Troy University’s English Department’s forum on biolinguistics was held on Monday, Oct. 21.
Ben Robertson, a professor of English, talked about the recent forum and what it was like organizing it.
“As usual, we invite department members who have published recently or have done some sort of special project recently,” Robertson said. “Alternatively, sometimes the faculty come to us and suggest a forum.”
Robertson said they have had some highly successful forums in the past and he hoped that this one “might inspire some students to pursue literary studies.”
He also said that he wanted students to learn something about linguistics while considering taking courses in the subject, which the department offers.
Katona Weddle, a lecturer of English, has not only presented at three forums but has also helped Robertson coordinate the forums since the beginning.
She spoke on the past forums and how they try to accommodate those who attend.
“At times, there has been standing room only,” Weddle said. “We always encourage early arrival so as to get a seat in the classroom.
“Presentations are also usually well received and we try to accommodate anyone who wants to present.”
Most faculty are encouraged to schedule their presentations based on their recent works or on what they are interested in discussing.
“The presenter chooses a date and submits a title for publication,” Weddle said. “A flier is created, emailed, and posted.
“Personally, I am very familiar with my subject, so I pretty much know what I am going to say before I schedule my presentation.”

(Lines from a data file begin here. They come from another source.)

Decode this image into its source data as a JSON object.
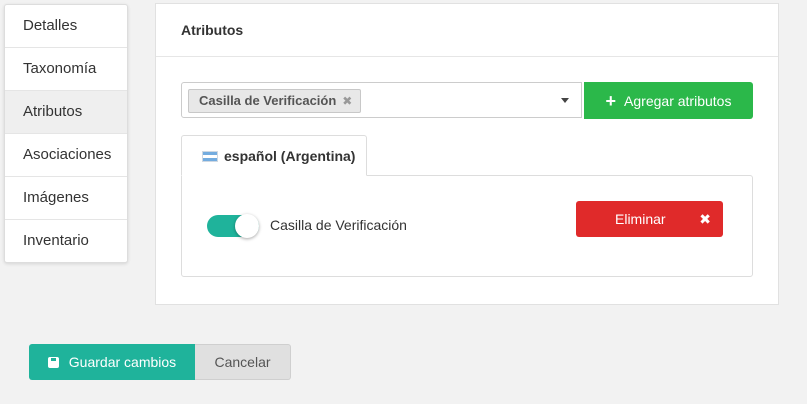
{
  "sidebar": {
    "items": [
      {
        "label": "Detalles"
      },
      {
        "label": "Taxonomía"
      },
      {
        "label": "Atributos",
        "active": true
      },
      {
        "label": "Asociaciones"
      },
      {
        "label": "Imágenes"
      },
      {
        "label": "Inventario"
      }
    ]
  },
  "panel": {
    "title": "Atributos",
    "select": {
      "selected_tags": [
        "Casilla de Verificación"
      ],
      "tag_remove_glyph": "✖"
    },
    "add_button": {
      "icon": "plus-icon",
      "label": "Agregar atributos"
    },
    "tabs": [
      {
        "flag_icon": "argentina-flag-icon",
        "label": "español (Argentina)"
      }
    ],
    "attribute": {
      "label": "Casilla de Verificación",
      "enabled": true,
      "delete_label": "Eliminar",
      "delete_icon": "close-icon",
      "delete_glyph": "✖"
    }
  },
  "footer": {
    "save_label": "Guardar cambios",
    "save_icon": "floppy-disk-icon",
    "cancel_label": "Cancelar"
  },
  "colors": {
    "primary_teal": "#1fb39b",
    "success_green": "#2bb84a",
    "danger_red": "#e02a2a"
  }
}
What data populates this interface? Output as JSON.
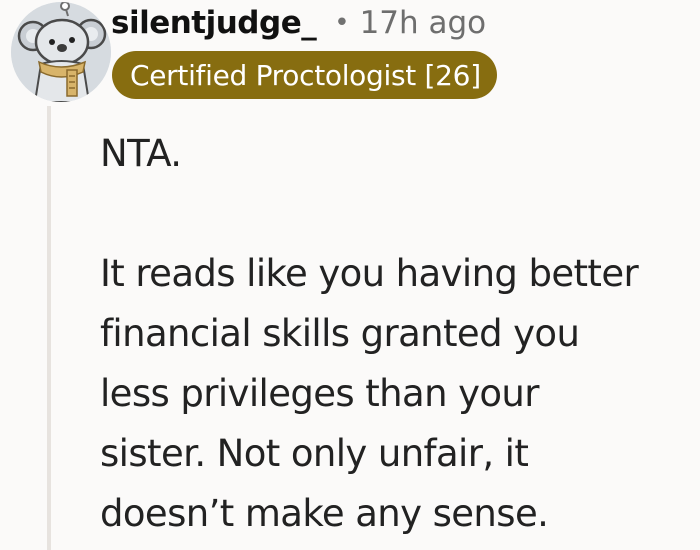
{
  "comment": {
    "username": "silentjudge_",
    "separator": "•",
    "timestamp": "17h ago",
    "flair": "Certified Proctologist [26]",
    "avatar_icon": "koala-avatar-icon",
    "paragraphs": [
      "NTA.",
      "It reads like you having better\nfinancial skills granted you\nless privileges than your\nsister. Not only unfair, it\ndoesn’t make any sense."
    ]
  },
  "colors": {
    "flair_background": "#876d10",
    "username": "#111111",
    "timestamp": "#6e6e6e",
    "body_text": "#222222",
    "background": "#fbfaf9"
  }
}
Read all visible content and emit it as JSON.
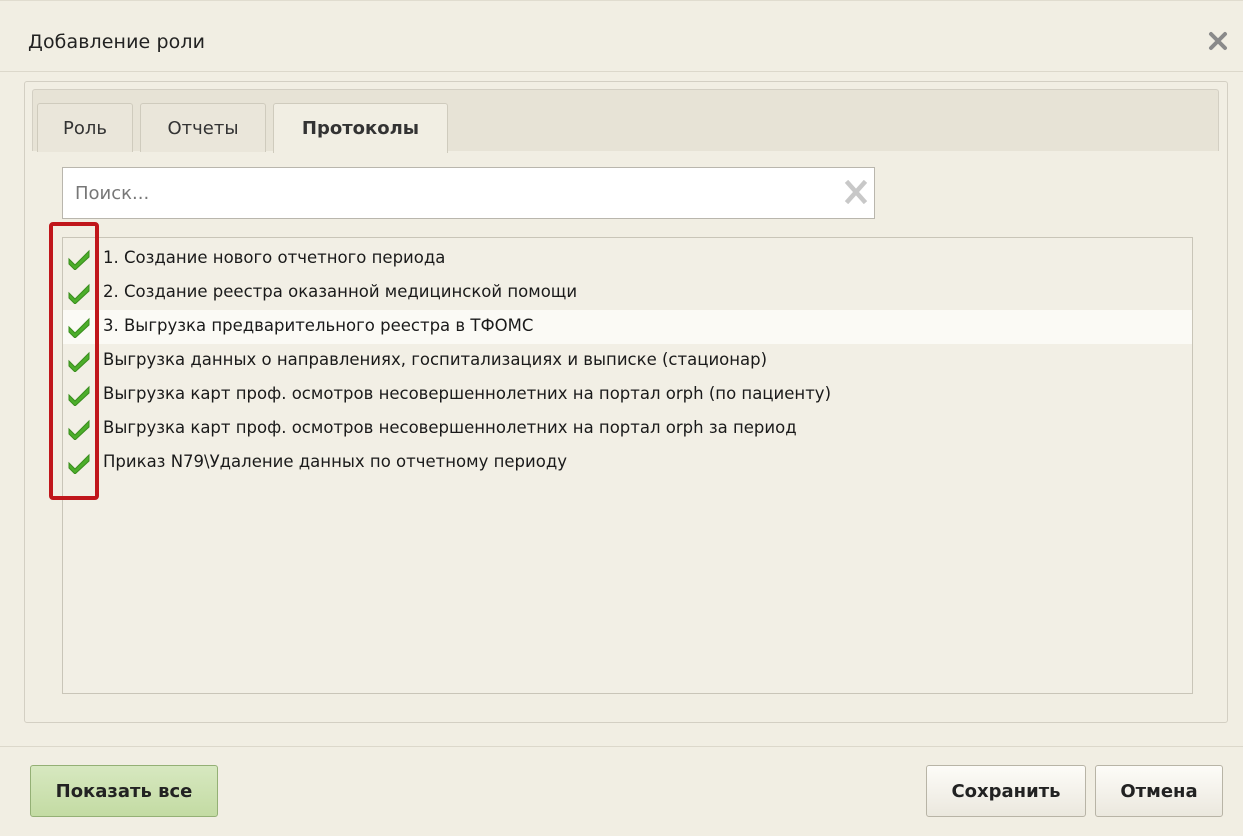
{
  "dialog": {
    "title": "Добавление роли",
    "close_icon": "close-icon"
  },
  "tabs": [
    {
      "label": "Роль",
      "active": false
    },
    {
      "label": "Отчеты",
      "active": false
    },
    {
      "label": "Протоколы",
      "active": true
    }
  ],
  "search": {
    "placeholder": "Поиск...",
    "value": "",
    "clear_icon": "clear-x-icon"
  },
  "protocols": [
    {
      "label": "1. Создание нового отчетного периода",
      "checked": true
    },
    {
      "label": "2. Создание реестра оказанной медицинской помощи",
      "checked": true
    },
    {
      "label": "3. Выгрузка предварительного реестра в ТФОМС",
      "checked": true
    },
    {
      "label": "Выгрузка данных о направлениях, госпитализациях и выписке (стационар)",
      "checked": true
    },
    {
      "label": "Выгрузка карт проф. осмотров несовершеннолетних на портал orph (по пациенту)",
      "checked": true
    },
    {
      "label": "Выгрузка карт проф. осмотров несовершеннолетних на портал orph за период",
      "checked": true
    },
    {
      "label": "Приказ N79\\Удаление данных по отчетному периоду",
      "checked": true
    }
  ],
  "footer": {
    "show_all_label": "Показать все",
    "save_label": "Сохранить",
    "cancel_label": "Отмена"
  },
  "colors": {
    "dialog_bg": "#f1eee3",
    "check_green": "#4cae2a",
    "highlight_red": "#c0161b",
    "show_all_bg": "#c9dfa9"
  }
}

Weddle also said that the hardest part when presenting is finding the time to schedule a presentation and the easiest is the presentation itself.
For the 59th forum, Tatyana Slobodchikoff, a lecturer of English, was the presenter and she discussed the book she published, “The Evolution of the Slavic Dual,” which was released earlier this month.
Within her lecture, she discussed some of the topics that can be read in her book such as: cognition and expression of the concept of number in natural languages, biolinguistics as a new frontier for the study of natural languages, language change from a biolinguistic perspective (the factors that constrain it and mechanisms of transmission) and the role of economy in language change and in the evolution of grammatical category of dual number.
Slobodochikoff went in-depth to explain how “number” is seen in “natural languages” and how the “dual number” has disappeared, or rather been replaced, in Slavic language over time.
Katelyn Atchison, a sophomore biomedical science major from Prattville, attended the English Department’s forums for the first time this year.
“I attended due to being a leadership scholar and genuinely having an interest in the evolution of language itself,” Atchison said. “I expected the presentation to be very factual and non-conversational – however, it was more interesting and led to further questions inspiring an interest beyond what was discussed.”
Atchison also said that it was “intriguing to hear that language is treated like any phenomenon in nature, like an organic biological occurrence.”
Robertson encourages more students and faculty to attend future forums.
“The best part of the forums is that you never know what topics will arise or what you might learn,” Robertson said. “It’s a good opportunity to learn but also to meet faculty members who are engaged in exciting new projects.”
“I would most definitely encourage students to attend this forum and others similar to it because it definitely broadened my understanding of something that I thought was so simplistic in nature,” Atchison said.
Slobodchikoff’s book can be purchased at Amazon.com.